--- Prompt ---
Go through the lines below and copy any that hold the string "Acesso".

[Excerpts from an interface dataset]
>>>>

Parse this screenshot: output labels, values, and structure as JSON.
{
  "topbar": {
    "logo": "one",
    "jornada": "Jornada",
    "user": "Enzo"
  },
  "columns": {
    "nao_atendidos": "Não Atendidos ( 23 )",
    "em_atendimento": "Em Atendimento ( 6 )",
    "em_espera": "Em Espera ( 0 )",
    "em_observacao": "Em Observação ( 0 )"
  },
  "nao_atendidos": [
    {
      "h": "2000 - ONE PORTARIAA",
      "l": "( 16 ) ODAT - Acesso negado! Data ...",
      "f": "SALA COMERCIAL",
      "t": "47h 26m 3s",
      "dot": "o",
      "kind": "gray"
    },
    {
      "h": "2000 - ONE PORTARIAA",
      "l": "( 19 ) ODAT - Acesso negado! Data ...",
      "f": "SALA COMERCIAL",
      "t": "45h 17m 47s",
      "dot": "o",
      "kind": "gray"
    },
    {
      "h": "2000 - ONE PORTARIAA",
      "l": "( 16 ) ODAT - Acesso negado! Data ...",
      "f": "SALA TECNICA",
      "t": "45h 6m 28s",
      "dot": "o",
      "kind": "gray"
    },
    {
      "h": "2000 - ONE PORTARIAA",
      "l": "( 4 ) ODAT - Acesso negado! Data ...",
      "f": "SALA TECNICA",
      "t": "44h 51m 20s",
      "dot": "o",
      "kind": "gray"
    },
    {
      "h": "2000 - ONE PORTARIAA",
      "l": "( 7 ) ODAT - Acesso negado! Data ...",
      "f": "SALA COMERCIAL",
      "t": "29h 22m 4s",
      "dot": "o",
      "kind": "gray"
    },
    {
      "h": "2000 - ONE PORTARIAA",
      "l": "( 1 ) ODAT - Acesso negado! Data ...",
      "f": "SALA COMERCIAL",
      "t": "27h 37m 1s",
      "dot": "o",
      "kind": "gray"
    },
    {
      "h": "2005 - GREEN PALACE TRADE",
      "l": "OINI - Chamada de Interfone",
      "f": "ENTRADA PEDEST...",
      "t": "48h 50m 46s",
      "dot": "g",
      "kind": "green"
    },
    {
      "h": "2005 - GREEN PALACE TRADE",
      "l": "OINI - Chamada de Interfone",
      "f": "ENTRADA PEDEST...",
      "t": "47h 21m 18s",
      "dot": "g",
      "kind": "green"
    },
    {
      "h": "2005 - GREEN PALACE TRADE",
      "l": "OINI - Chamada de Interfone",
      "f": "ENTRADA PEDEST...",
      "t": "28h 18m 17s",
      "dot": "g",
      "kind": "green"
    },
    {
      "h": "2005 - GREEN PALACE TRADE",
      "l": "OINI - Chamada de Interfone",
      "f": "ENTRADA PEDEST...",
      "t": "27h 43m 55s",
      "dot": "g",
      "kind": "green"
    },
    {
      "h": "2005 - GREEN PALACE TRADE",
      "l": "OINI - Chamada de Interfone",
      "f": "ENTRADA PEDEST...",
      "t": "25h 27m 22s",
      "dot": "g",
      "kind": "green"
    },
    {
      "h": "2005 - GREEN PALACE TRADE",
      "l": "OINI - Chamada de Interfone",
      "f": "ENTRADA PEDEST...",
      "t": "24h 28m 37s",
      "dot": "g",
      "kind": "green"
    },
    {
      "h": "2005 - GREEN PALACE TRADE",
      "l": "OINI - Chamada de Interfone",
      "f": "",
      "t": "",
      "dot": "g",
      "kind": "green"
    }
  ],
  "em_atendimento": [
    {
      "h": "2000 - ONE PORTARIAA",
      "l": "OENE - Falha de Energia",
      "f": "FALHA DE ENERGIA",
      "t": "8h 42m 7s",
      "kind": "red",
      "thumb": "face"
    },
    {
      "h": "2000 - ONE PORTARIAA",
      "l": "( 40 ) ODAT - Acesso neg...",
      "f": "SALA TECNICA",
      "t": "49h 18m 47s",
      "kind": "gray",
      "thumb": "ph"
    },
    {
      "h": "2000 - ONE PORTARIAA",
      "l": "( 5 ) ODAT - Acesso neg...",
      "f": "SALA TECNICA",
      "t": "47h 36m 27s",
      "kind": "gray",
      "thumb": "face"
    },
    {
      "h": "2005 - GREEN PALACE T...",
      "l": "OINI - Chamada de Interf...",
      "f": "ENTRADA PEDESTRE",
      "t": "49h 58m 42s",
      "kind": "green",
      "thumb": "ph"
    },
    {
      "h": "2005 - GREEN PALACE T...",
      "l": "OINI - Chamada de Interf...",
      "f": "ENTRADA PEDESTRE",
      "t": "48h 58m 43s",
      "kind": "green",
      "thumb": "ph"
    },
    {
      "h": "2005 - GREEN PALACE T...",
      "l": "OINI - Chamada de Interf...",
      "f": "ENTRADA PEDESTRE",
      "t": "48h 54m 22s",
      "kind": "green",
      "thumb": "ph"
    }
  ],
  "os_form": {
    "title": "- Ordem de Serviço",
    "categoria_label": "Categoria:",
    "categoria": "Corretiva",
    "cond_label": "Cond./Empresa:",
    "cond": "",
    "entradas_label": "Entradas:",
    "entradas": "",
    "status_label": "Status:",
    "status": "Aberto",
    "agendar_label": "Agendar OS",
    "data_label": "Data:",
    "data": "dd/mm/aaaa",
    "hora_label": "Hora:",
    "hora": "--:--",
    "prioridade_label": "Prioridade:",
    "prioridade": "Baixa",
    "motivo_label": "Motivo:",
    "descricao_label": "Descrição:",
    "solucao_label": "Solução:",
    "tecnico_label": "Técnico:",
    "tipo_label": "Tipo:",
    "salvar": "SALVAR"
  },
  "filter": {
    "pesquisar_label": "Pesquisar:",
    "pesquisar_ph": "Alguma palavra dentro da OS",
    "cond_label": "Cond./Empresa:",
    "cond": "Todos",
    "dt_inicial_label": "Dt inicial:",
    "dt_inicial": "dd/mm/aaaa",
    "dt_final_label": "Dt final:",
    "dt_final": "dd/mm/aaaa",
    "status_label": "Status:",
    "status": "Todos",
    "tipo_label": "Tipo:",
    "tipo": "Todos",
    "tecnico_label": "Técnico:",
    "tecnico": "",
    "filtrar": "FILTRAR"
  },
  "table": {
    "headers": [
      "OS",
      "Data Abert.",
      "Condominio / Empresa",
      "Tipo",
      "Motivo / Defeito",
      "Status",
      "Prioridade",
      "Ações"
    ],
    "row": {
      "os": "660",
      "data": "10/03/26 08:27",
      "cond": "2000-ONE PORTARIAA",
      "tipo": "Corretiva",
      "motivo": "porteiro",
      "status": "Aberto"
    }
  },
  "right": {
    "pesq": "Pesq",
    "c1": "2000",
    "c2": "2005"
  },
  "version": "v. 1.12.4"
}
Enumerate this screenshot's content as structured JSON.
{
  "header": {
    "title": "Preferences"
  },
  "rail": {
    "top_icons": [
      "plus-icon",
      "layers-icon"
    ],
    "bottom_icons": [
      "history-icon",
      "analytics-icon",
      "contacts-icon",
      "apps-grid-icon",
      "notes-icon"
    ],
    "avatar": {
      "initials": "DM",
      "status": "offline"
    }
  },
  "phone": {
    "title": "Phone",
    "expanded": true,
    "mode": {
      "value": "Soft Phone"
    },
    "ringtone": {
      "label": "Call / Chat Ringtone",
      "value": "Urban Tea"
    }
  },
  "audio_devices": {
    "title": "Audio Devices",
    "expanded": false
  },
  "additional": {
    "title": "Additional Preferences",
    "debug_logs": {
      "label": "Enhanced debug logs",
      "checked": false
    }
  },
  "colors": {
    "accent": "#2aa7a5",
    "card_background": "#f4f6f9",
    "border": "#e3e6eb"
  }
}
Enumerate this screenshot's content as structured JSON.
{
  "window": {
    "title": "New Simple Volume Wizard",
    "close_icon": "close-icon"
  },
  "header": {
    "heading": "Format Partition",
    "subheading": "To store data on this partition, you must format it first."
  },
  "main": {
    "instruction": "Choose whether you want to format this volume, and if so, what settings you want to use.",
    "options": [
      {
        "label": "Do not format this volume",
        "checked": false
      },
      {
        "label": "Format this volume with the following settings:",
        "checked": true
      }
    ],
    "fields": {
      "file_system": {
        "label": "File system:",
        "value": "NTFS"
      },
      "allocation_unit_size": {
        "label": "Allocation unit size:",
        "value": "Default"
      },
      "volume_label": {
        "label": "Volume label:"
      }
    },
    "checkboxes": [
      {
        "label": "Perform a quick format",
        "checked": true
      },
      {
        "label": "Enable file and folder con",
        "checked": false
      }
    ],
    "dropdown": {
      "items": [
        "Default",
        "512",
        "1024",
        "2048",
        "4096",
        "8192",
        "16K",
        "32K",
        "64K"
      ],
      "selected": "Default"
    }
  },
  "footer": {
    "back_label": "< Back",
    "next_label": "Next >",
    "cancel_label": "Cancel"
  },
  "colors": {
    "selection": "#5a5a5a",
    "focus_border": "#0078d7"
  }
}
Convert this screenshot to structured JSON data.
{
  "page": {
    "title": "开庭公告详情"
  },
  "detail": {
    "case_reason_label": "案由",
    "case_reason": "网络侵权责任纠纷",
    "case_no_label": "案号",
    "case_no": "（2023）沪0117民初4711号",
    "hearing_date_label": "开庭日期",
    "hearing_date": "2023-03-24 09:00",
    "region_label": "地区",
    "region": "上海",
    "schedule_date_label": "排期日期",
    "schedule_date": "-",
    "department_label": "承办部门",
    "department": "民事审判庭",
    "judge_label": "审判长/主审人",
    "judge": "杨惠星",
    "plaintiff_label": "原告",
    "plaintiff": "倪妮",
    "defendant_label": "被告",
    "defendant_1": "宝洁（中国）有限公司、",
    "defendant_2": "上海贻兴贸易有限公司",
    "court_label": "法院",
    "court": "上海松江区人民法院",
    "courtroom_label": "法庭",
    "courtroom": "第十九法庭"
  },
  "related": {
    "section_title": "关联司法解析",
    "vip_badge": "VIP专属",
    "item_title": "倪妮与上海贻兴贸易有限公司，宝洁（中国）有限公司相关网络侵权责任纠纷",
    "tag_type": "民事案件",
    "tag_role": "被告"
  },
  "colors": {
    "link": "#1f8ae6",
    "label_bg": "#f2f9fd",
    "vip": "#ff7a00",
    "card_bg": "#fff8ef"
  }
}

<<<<

--- Output ---
      "l": "( 16 ) ODAT - Acesso negado! Data ...",
      "l": "( 19 ) ODAT - Acesso negado! Data ...",
      "l": "( 16 ) ODAT - Acesso negado! Data ...",
      "l": "( 4 ) ODAT - Acesso negado! Data ...",
      "l": "( 7 ) ODAT - Acesso negado! Data ...",
      "l": "( 1 ) ODAT - Acesso negado! Data ...",
      "l": "( 40 ) ODAT - Acesso neg...",
      "l": "( 5 ) ODAT - Acesso neg...",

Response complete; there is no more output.